For more than 20 years, this May street art festival has been held around the Canal Saint-Martin. For two days, artists, buskers, and theatre companies offer live performances. Printemps des Rues, the street art festival, draws people of all ages.
The month-long Paris Summer Arts Festival is woven through the streets of Paris and provides mostly free dance, music, theater, and circus performances by artists living and working around the world. The Paris l'Eté festival usually runs from mid-July through August.
Go to Trocadéro Square for one of the most photographed views of the Eiffel Tower.
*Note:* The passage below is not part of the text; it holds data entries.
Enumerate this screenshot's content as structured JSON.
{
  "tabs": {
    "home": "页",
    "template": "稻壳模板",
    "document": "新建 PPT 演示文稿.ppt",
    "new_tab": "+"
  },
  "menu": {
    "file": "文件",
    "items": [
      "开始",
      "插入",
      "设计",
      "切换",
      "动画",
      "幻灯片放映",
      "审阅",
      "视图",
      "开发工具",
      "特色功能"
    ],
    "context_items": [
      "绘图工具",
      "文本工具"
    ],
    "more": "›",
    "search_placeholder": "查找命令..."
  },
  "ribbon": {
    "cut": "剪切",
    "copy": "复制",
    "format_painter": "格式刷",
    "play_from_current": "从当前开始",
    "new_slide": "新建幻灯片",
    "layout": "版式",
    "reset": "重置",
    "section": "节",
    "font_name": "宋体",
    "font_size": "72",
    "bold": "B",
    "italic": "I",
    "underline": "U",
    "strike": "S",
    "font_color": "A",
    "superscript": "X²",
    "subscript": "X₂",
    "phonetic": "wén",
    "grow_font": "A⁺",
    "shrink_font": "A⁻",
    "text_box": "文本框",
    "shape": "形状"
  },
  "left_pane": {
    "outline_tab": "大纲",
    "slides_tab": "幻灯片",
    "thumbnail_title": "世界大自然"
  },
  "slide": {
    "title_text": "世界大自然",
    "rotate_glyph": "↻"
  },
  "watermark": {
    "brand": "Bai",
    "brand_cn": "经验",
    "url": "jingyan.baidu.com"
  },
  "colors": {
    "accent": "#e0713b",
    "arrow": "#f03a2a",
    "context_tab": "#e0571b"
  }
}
You'll find the square on the other side of the Seine in Paris’ 16th Arrondissement. The raised platform at the end of the gardens provides a lovely foreground for that perfect shot. After you take the photo, wander the gardens that were created for the 1937 World's Fair in Paris. The centerpiece of the gardens is the impressive Warsaw fountain with its 20 water cannons—the fountain is lit up at night.
The Basilica du Sacre Coeur, located at the top of the high hill in Monmarte, is free for those wanting to tour the ground floor (a fee is charged to climb to the top of the dome or visit the crypt.) The iconic church, which is open until 10:30 p.m., is especially beautiful at sunset as the crowds gather for the view of Paris and street performers entertain.
Inspired by the Boboli Gardens in Florence, the Jardin du Luxembourg was constructed at the direction of Queen Marie de Medici in 1612. The gardens, a combination of French and English styles, house an orchard, rose garden, greenhouses, and even an apiary. There is no charge to wander the gardens. They open around 8 a.m. and close between 4:30 p.m. and 9:30 p.m., depending on the season.
The Paris Greeters are volunteers who will take you on a walk to discover a local's perspective of Paris. You register online to request a Greeter and then once assigned, connect with them via e-mail or phone. You can choose your area of interest such as going to a flea or food market, visiting gardens, or learning about architecture. The service is all-volunteer and free, although donations are accepted.
The Galleries Lafayette upscale department store is one of the most impressive sights in Paris. Enjoy the interior architecture, special displays and exhibits, and the view from the rooftop terrace accessible from 9:30 a.m.–7:30 p.m. daily. The Art Nouveau architecture with a stained-glass dome is worth seeing. The flagship store is located on Boulevard Haussmann in the 9th arrondissement.
The Paris Museum of Modern Art (Musée d’Art moderne de la Ville de Paris), located at 2–14 avenue de New York, houses nearly 15,000 works in its permanent collection. Representing some of the most popular artists of the 20th and 21st centuries including Pablo Picasso, Henri Matisse, and Marc Chagall, the contemporary art exhibits are open free of charge from 10 a.m.–6 p.m. Tuesday through Sunday. Special touring exhibits may charge a fee (children and the disabled can see these exhibits free of charge).
Visit the Marché aux Fleurs (Flower market), which has been in operation since 1830. The market is close to Cathedral Notre-Dame on Place Louis Lépine between the cathedral and Sainte-Chapelle chapel. The market consists of both covered and open-air stalls and sells seasonal flowers, orchids, houseplants, and landscaping plants. The market is open daily from 8 a.m. to 7:30 p.m.